1. * Topographic and geological surfaces are not always planar. When a surface is curved, the strike and dip vary from place to place. When this happens, contouring is a good way to reveal the shape of the surface. Map 1 shows an area of map in which the elevation has been measured at a large number of points. Place tracing paper over your map. Using a contour interval of 100 m, thread contours through the measured points. In making your contour map, remember the following points:
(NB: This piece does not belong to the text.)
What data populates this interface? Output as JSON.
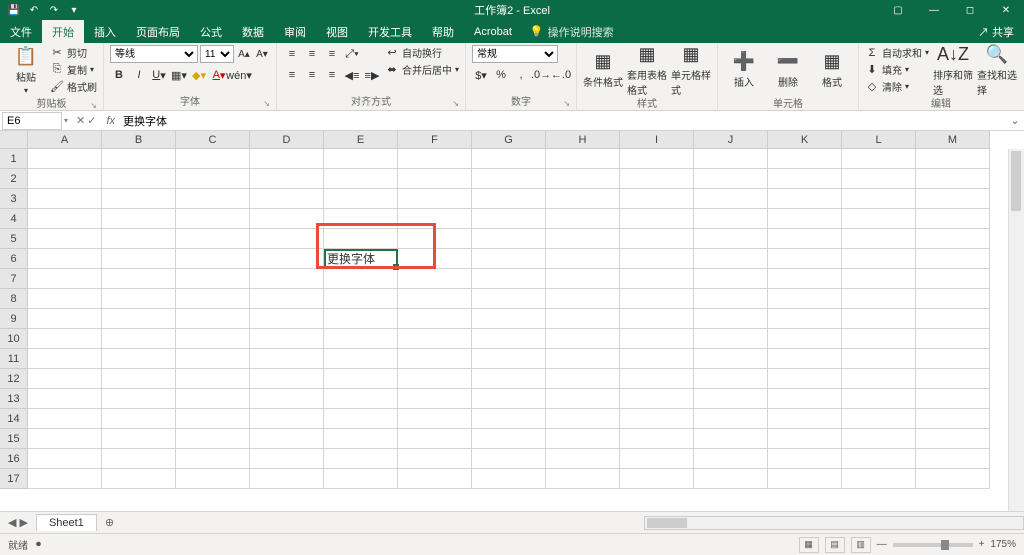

• Maps and map scales: You should be able to convert a map scale expressed as a representative fraction (e.g. 1:50,000) to a map scale expressed in metric or imperial length units (2 cm = 1 km) and draw a scale bar based on either. You should understand topographic contours and should be able to look at a map with topographic contours and identify hills, valleys, and predict which way streams are flowing.
• Your contour map is a hypothesis: it should be the simplest map that is consistent with the data, so your contours should be as smooth as possible; avoid sharp bends and changes in the spacing of contours, unless required by the data;
• Each contour has a high side and a low side. The 200 m contour (for example) separates ground that is above 200 m (on one side) from ground below 200 m (on the other);
• Contours can never branch;
• Rivers flow at the lowest point of a valley and must always flow downhill in the same direction.

Add arrows to show the direction of flow.

1. Map 2 shows the configuration of the topographic surface and the trace of the top surface of a unit of banded iron formation. Determine the orientation of the surface, and shade the area of the map where the iron formation crops out.

1. * Map 3 shows the same area as Map 1. Place the contour map you made in the earlier question over Map 3 to compare the contours. If there are differences, try to evaluate whether the two interpretations are equally valid. Show with dashed lines any places where you think changes to your map are required by the data

1. A thin coal seam was observed at point X on Map 3. Unlike the topographic surface, it is perfectly planar; the orientation is everywhere 010°/14°. Determine the spacing and orientation of the structure contours, and draw this second set of contours on Map 3.

Complete the trace of the coal seam. You may assume that the soil cover is negligible.

This page titled 2.1: Lab 1 - Orientation of Lines and Planes is shared under a CC BY-NC license and was authored, remixed, and/or curated by John Waldron & Morgan Snyder (Open Education Alberta) .